SIMON, RALPH (1906–1996), U.S. Conservative rabbi. Simon was born in Newark, New Jersey, and received his B.A. from New York's City College in 1927. In 1931, he was ordained at the *Jewish Theological Seminary, and served as rabbi of Congregation Rodef Shalom in Johnstown, Pennsylvania (1931–36), and the Jewish Center of Jackson Heights in Queens, New York (1937–43). He was appointed rabbi of Congregation Rodfei Zedek in Hyde Park, Illinois (1943–1996; emeritus in 1987). Under Simon's leadership, Rodfei Zedek became one of the leading Conservative synagogues in metropolitan Chicago, boasting a Hebrew high school and model adult education institute. Simon served as president of the Chicago Board of Rabbis (1952–54), on the Board of Directors of the Jewish Federation of Metropolitan Chicago (1954–66), and as general chairman of Metropolitan Chicago's Israel Bonds Organization (1965–66). He was also vice chairman of the Illinois Board of Mental Health Commissioners (1955–62) and a member of the Chicago Commission on Human Resources (1958–71) and the Chicago Youth Welfare Commission (1956–63).

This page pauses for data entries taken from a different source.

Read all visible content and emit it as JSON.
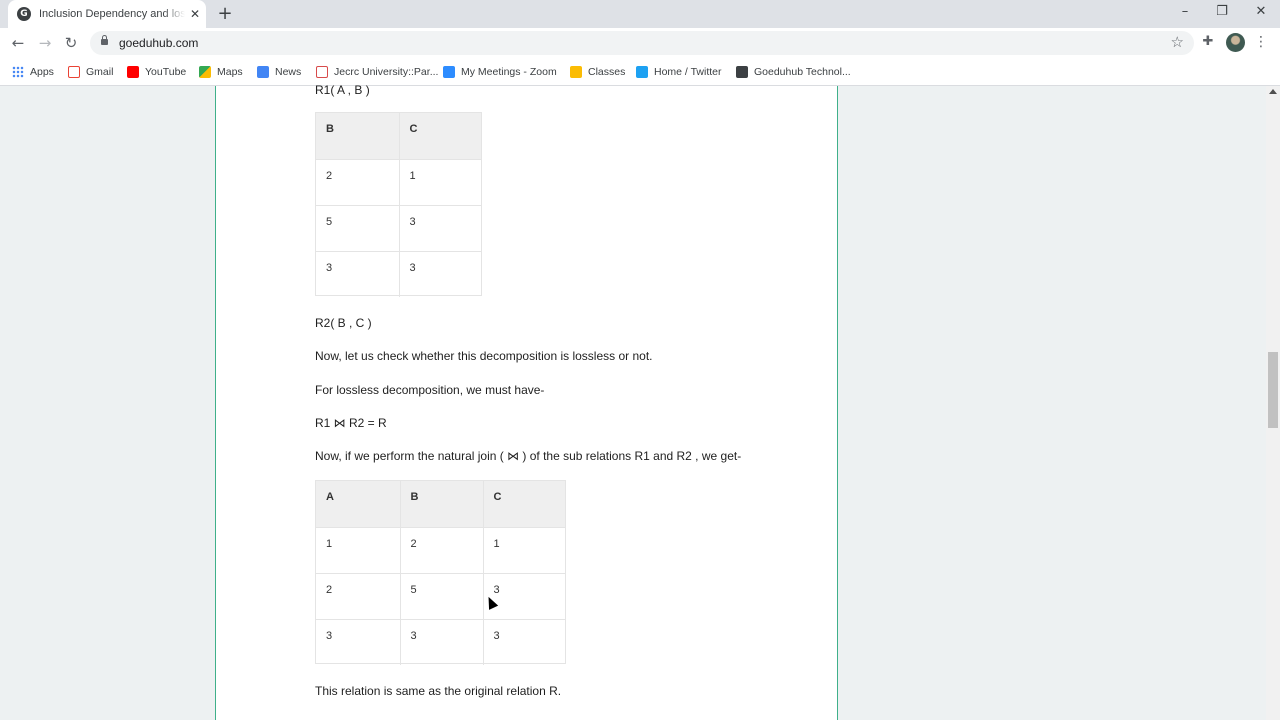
{
  "browser": {
    "tab_title": "Inclusion Dependency and lossless",
    "tab_favicon_letter": "G",
    "url": "goeduhub.com",
    "bookmarks": [
      {
        "label": "Apps",
        "icon": "apps-icon"
      },
      {
        "label": "Gmail",
        "icon": "gmail-icon"
      },
      {
        "label": "YouTube",
        "icon": "youtube-icon"
      },
      {
        "label": "Maps",
        "icon": "maps-icon"
      },
      {
        "label": "News",
        "icon": "news-icon"
      },
      {
        "label": "Jecrc University::Par...",
        "icon": "jecrc-icon"
      },
      {
        "label": "My Meetings - Zoom",
        "icon": "zoom-icon"
      },
      {
        "label": "Classes",
        "icon": "classes-icon"
      },
      {
        "label": "Home / Twitter",
        "icon": "twitter-icon"
      },
      {
        "label": "Goeduhub Technol...",
        "icon": "goeduhub-icon"
      }
    ]
  },
  "article": {
    "r1_heading": "R1( A , B )",
    "table1": {
      "headers": [
        "B",
        "C"
      ],
      "rows": [
        [
          "2",
          "1"
        ],
        [
          "5",
          "3"
        ],
        [
          "3",
          "3"
        ]
      ]
    },
    "r2_heading": "R2( B , C )",
    "p_check": " Now, let us check whether this decomposition is lossless or not.",
    "p_lossless": "For lossless decomposition, we must have-",
    "p_formula": "R1 ⋈ R2 = R",
    "p_join": " Now, if we perform the natural join ( ⋈ ) of the sub relations R1 and R2 , we get-",
    "table2": {
      "headers": [
        "A",
        "B",
        "C"
      ],
      "rows": [
        [
          "1",
          "2",
          "1"
        ],
        [
          "2",
          "5",
          "3"
        ],
        [
          "3",
          "3",
          "3"
        ]
      ]
    },
    "p_conclusion": "This relation is same as the original relation R."
  }
}
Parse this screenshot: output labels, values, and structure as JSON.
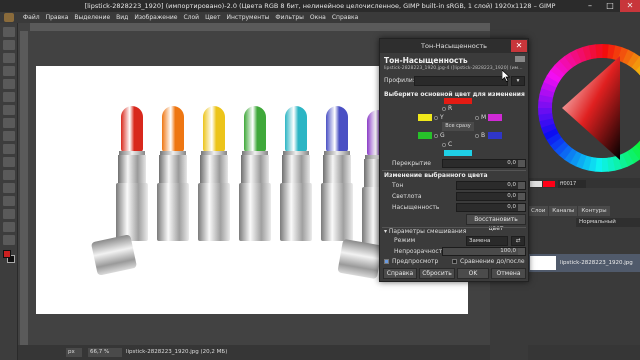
{
  "window": {
    "title": "[lipstick-2828223_1920] (импортировано)-2.0 (Цвета RGB 8 бит, нелинейное целочисленное, GIMP built-in sRGB, 1 слой) 1920x1128 – GIMP",
    "minimize": "–",
    "maximize": "□",
    "close": "✕"
  },
  "menu": [
    "Файл",
    "Правка",
    "Выделение",
    "Вид",
    "Изображение",
    "Слой",
    "Цвет",
    "Инструменты",
    "Фильтры",
    "Окна",
    "Справка"
  ],
  "image": {
    "lipstick_colors": [
      "#d8281c",
      "#ee7612",
      "#ecc41a",
      "#3fa83a",
      "#2cb5c4",
      "#4a50c4",
      "#8a3cc6"
    ]
  },
  "status": {
    "unit": "px",
    "zoom": "66,7 %",
    "file": "lipstick-2828223_1920.jpg (20,2 МБ)"
  },
  "dock": {
    "hex": "ff0017",
    "tabs": [
      "Слои",
      "Каналы",
      "Контуры"
    ],
    "mode": "Нормальный",
    "layer_name": "lipstick-2828223_1920.jpg",
    "swatch_colors": [
      "#e0e0e0",
      "#ff0017"
    ]
  },
  "dialog": {
    "title": "Тон-Насыщенность",
    "close": "✕",
    "heading": "Тон-Насыщенность",
    "subtitle": "lipstick-2828223_1920.jpg-4 ([lipstick-2828223_1920] (им...",
    "presets_label": "Профили:",
    "select_primary": "Выберите основной цвет для изменения",
    "primaries": {
      "R": "R",
      "Y": "Y",
      "G": "G",
      "C": "C",
      "B": "B",
      "M": "M"
    },
    "primary_colors": {
      "R": "#e41b13",
      "Y": "#f0e81a",
      "G": "#27c12a",
      "C": "#1fd0e6",
      "B": "#2f36c8",
      "M": "#d02ad6"
    },
    "all_button": "Все сразу",
    "overlap_label": "Перекрытие",
    "overlap_value": "0,0",
    "adjust_heading": "Изменение выбранного цвета",
    "hue_label": "Тон",
    "hue_value": "0,0",
    "lightness_label": "Светлота",
    "lightness_value": "0,0",
    "saturation_label": "Насыщенность",
    "saturation_value": "0,0",
    "reset_color": "Восстановить цвет",
    "blend_heading": "Параметры смешивания",
    "mode_label": "Режим",
    "mode_value": "Замена",
    "opacity_label": "Непрозрачность",
    "opacity_value": "100,0",
    "opacity_fraction": 1.0,
    "preview_label": "Предпросмотр",
    "split_label": "Сравнение до/после",
    "help_button": "Справка",
    "reset_button": "Сбросить",
    "ok_button": "OK",
    "cancel_button": "Отмена"
  }
}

Simon is credited with one of the greatest initiatives of Conservative Judaism: the establishment of the first Camp *Ramah, in Wisconsin in 1947, the progenitor of a series of Hebrew-speaking, religiously oriented summer camps operating under the auspices of the Conservative movement. In 1968, he was elected president of the *Rabbinical Assembly (1968–70), where he worked to strengthen the Masorati movement in Israel and launched a program for the conversion of non-Jewish spouses of intermarried couples. He also brought his ecumenical activism as former president of the multi-racial Hyde Park–Kenwood Interfaith Council to the national post, inviting the still-controversial Martin Luther King to address the ra. In 1974, he was nominated to the Board of Directors of the *World Council of Synagogues.
Simon wrote The Talmud for Every Jew (1942) for the National Academy of Adult Jewish Studies and Challenges and Responses, a collection of his sermons (1985). His son Matthew was also a Conservative rabbi of B'nai Israel in Rockville, Maryland.
[Bezalel Gordon (2nd ed.)]